Hating a heavy diet of high-ball screens — 25 pick-and-roll games per 100 ownership were rated dead during the 2021-2022 regular season — the Warriors didn’t fully embrace some of the more sought-after. Half-court proceedings run by many NBA teams on a regular basis. One of these is the most popular Pick and Roll “Spain”named after the Spanish national team, whose use was popularized and mostly responsible for its emergence among the collegiate basketball mindset.

The difference between the Spain action and the typical high ball screen involves the addition of a third party – a back screen, usually the shooter, who looks for the rolling man’s defender, after which he exits and presents himself as an open kick target. .

Although Kerr does not rely heavily on Spain, there have been cases of warriors running their own versions of it – including one beginning with the “Weave” procedure:

But properties like the ones above are a more extreme exception than the rule – even with Curry, a Premier League goalkeeper (created by 157 help points on the screensecond among 95 goalkeepers who played at least 1,500 minutes during the regular season).
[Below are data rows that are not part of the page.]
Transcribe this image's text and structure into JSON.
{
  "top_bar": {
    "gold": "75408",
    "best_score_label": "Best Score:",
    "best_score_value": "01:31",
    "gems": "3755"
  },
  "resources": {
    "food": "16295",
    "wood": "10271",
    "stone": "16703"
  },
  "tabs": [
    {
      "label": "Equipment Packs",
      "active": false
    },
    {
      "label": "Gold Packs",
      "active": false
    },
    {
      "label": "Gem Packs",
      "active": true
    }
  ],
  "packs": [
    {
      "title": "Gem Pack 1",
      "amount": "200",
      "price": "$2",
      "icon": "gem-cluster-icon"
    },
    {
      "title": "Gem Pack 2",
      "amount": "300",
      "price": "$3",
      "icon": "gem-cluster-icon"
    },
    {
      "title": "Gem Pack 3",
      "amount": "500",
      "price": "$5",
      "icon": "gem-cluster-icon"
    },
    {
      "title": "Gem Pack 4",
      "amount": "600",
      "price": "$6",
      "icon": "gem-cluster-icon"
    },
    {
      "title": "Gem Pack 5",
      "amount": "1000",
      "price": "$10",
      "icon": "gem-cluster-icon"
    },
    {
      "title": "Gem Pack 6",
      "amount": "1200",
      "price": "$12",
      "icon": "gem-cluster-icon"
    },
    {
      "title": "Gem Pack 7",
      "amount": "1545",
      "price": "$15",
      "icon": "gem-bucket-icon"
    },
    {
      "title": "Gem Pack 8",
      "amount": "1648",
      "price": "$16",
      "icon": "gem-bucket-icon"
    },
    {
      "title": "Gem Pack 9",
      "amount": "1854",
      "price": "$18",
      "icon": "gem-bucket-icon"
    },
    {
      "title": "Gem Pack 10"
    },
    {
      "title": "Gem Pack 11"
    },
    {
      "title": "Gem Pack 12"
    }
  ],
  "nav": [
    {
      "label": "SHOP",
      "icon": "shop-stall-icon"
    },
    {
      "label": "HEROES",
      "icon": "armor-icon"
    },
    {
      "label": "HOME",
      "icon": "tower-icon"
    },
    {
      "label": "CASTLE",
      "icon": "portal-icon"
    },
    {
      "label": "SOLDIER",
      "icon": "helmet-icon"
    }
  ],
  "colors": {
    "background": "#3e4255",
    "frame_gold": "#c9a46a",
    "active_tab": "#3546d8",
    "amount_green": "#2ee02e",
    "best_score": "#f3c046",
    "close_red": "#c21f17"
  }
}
This is the area where warriors can draw further inspiration and add to their overall playbook. One idea I’ve thought of a lot is to combine a common pick and roll action – Double swipe screensor two interlocking spherical screens set in transition or semi-transition – with Spanish pick-and-roll, with Carey or Klay Thompson acting as the rear screen.

During their campaign for the recently concluded Championship, the Warriors increased their diet of pick-and-roll possessions – from 25 per 100 possessions to 29 per 100 possessions. The double pull form is a large component of this diet.

Why not add another element to double the draw – the back screen, for example – to shift expectations and make more use of the shooters’ talents? After all, Dončić and the Slovenian national team tried it out recently during the World Cup qualifiers – to great success.

With both the rolling defender and Dončić’s defender entering a two-man ball-screen motion, the back eyebrow seeps towards the weak-sided winger, leaving the low man alone and forced to face two players. A pass to the wing, followed by a swing pass to the corner, Double Drag Spain is an instant success.

Imagine Curry handling the ball, with Thompson setting the back screen and leaking toward the wing, and Andrew Wiggins – Left corner scorer Ghazir Waiting for a possible swing pass. The idea of ​​such a scenario is mouth-watering.

Europe continues to innovate and meander, while the rest of the basketball world sways. The Warriors – themselves sluggers in the NBA who constantly love slalom – can’t benefit only from borrowing ideas from a continent that has already given them so much inspiration.